8. Equipment requests: TV/VCR, CD/cassette player (please request only
what you are sure you need; contact an organizer if you have other
needs)

No more than one individually authored presentation and one coauthored
presentation may be submitted by the same person. Poster authors
should plan to attend the conference; posters by authors not in
attendance normally will not be displayed. (Coauthored posters may be
presented if at least one author is in attendance.)

Abstracts should be submitted electronically to both conference
organizers. If online submission is not possible, notify one of the
organizers well before the deadline to make other arrangements.

Presenters should plan to bring 25 copies of the paper on which the
poster is based to distribute to interested conference
participants. The text of invited talks, workshop materials, and
papers related to poster presentations will be posted on the
conference website after the conference.

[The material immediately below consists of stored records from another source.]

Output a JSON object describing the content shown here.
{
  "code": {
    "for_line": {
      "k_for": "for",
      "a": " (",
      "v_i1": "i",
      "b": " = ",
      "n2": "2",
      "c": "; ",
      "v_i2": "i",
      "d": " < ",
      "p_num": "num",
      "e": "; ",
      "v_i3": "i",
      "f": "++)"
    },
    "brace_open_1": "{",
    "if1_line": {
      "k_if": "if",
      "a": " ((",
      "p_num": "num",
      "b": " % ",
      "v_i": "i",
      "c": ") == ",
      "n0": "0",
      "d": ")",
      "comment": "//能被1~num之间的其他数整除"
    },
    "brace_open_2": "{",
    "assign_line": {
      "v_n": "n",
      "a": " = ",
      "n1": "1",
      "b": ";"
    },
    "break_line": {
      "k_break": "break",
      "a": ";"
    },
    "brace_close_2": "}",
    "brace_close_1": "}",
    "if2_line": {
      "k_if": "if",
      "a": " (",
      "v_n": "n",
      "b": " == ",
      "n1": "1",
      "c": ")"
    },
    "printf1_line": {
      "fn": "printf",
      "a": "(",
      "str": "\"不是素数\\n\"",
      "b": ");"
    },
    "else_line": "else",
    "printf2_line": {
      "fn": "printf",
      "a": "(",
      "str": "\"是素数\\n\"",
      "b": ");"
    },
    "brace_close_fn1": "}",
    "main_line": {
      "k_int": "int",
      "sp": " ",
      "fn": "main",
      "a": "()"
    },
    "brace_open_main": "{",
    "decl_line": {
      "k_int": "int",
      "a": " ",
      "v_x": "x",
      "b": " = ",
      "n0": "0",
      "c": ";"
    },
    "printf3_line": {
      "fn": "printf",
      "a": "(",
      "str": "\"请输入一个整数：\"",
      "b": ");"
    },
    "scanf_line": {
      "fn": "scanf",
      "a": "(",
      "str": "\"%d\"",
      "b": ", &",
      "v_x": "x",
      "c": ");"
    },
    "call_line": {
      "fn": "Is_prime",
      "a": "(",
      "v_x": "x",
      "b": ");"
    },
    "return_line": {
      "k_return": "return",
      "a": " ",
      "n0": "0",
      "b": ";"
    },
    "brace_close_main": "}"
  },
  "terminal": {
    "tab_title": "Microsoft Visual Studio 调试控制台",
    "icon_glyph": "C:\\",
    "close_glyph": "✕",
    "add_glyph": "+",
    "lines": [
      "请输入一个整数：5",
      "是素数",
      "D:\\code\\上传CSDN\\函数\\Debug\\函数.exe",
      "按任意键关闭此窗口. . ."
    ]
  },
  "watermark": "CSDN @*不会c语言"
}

Related events

LSA Linguistic Institute, June 30-August 8, 2003
Michigan State University, East Lansing, Michigan
Theme: Language, Mind, and Culture
The Institute offers many courses on language and gender-related
topics. Student fellowships are available.
http://lsa2003.lin.msu.edu/

Meeting of the International Pragmatics Association, July 13-18, 2003
Toronto, Canada
Theme: Linguistic Pluralism: Policies, Practices, and Pragmatics
http://ipra-www.uia.ac.be/ipra/8th_conference.html

NOTE: A direct train runs between Toronto and East Lansing.
Mail to author|Respond to list|Read more issues|LINGUIST home page|Top of issue